As mentioned earlier, I am not among those who advocate waiting until the late rounds to draft a QB. I believe your goal of winning a fantasy championship this season is best served by making sure to have one of the top 11 signal callers as your QB1. However, this approach does have its supporters among observers and owners, and it is intriguing to observe which QBs are being selected for inclusion on fantasy rosters when utilizing this strategy. The list of QBs that I have recommended for selection are currently unavailable after Round 6, making Tony Romo the lone remaining QB1 in a 12-team league. However, his current ADP of 83 indicates that his availability will end before the close of Round 7. Once the unquestioned starters have been drafted, any owners who are continuing to exercise patience before grabbing their signal caller can consider Eli Manning until the end of Round 9, when his ADP of 106 necessitates him departing the draft board. Once Round 11 commences, the drafts have officially entered the late rounds by nearly any standard. At this point, Ben Roethlisberger (ADP-126), and Andy Dalton (ADP-127) are being chosen with consecutive picks, which almost certainly includes owners that have delayed their selections until now. Hopefully, the reality of waiting until the late rounds for a QB is now setting in for those of you who would consider this approach. I have absolutely no desire to be reliant upon either Roethlisberger or Dalton as my starter. Which is why I urge you to secure a QB before the conclusion of Round 6. For the record, Joe Flacco is currently being selected in Round 12 (ADP-137), along with Jay Cutler (ADP-142), and Michael Vick (ADP-143). Then in Round 13, Ryan Tannehill (ADP-145), and Sam Bradford (ADP-147) round out the top 20. They are viable QB2s, but nothing more at this point. You should be in possession of a QB who is far more prolific on a weekly basis as opposed to any options that remained available beyond Round 9. Hopefully, this breakdown was enlightening for anyone that is considering waiting until the late rounds to select a QB.

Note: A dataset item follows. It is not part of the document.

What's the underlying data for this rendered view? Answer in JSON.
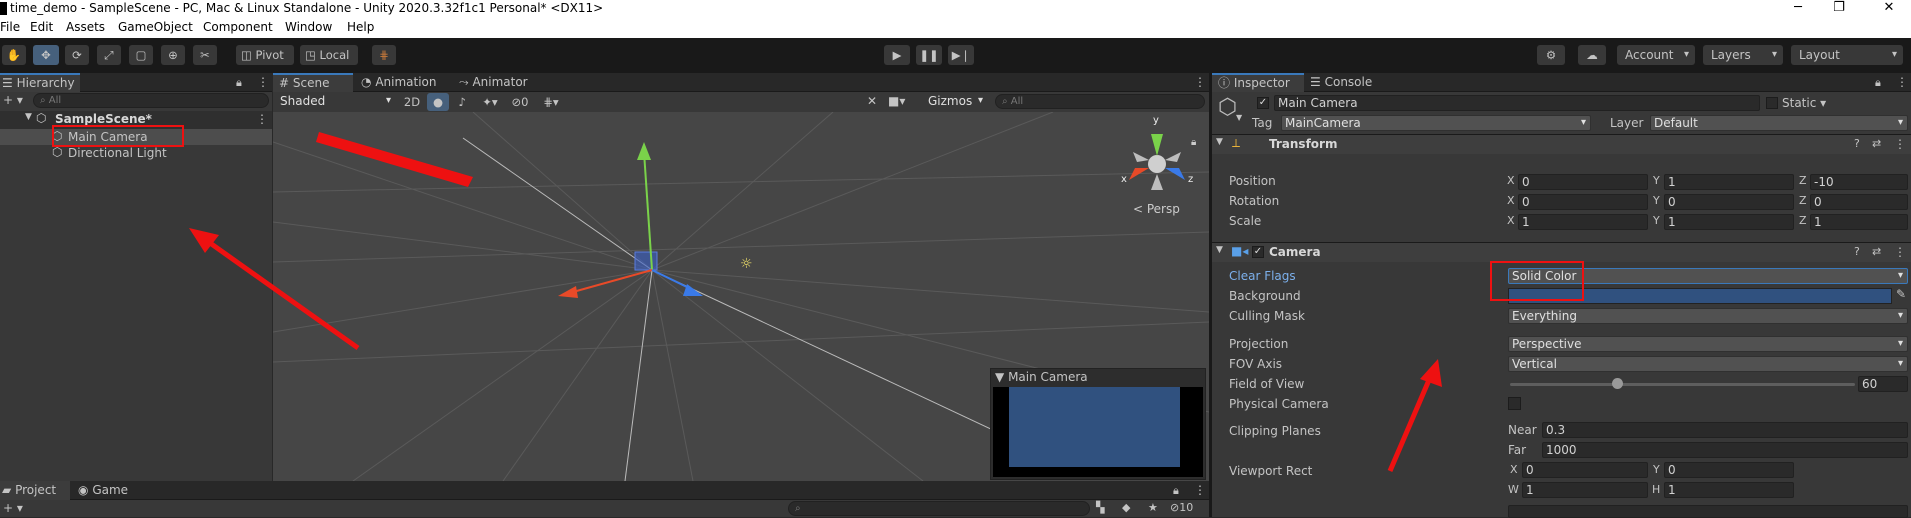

Matt Schaub’s Continuing Fade Into Irrelevance
My colleague Greg Brosh did an excellent job of examining the falling ADP of Philip Rivers, so I will identify another veteran whose number continues to deteriorate. As you journey down the list of QBs, you will eventually find Schaub, who is currently being selected after 22 of his peers. With an ADP of 167, that places him at the bottom of Round 14. It was just three years ago that he was the sixth signal caller selected, as his ADP of 27 placed him solidly into Round 3. But at that point, his precipitous decline began. In 2011 he was the ninth QB chosen, with a respectable ADP of 51.5. And only 12 months ago Schaub was the 15th signal caller selected, with an ADP of 93. This made Schaub a high end QB2, who could suffice as spot starter when required. He generated 4,008 yards last season, which was the NFL’s 11th highest total, yet his appeal continues to diminish. This despite the fact that his numbers have been better than some of the QBs who are being selected before him. However, Houston’s heavy emphasis on the run is a major factor. The Texans had the fourth most rushing attempts last season (508), and only one team ran the ball with more frequency inside their opponents’ 10 yard line. That propelled the team to 19 rushing TDs, which was the NFL’s fourth highest total. And it helped limit Schaub to just 22 TDs, which tied him for 15th in that category. It is noteworthy that the three seasons in which he as surpassed 4,000 yards, are also the only years that he has been under center for all 16 regular season contests. And he should produce a favorable yardage total once again if he can remain healthy. But his ceiling in other categories remains low, and will destine him to a paltry ADP.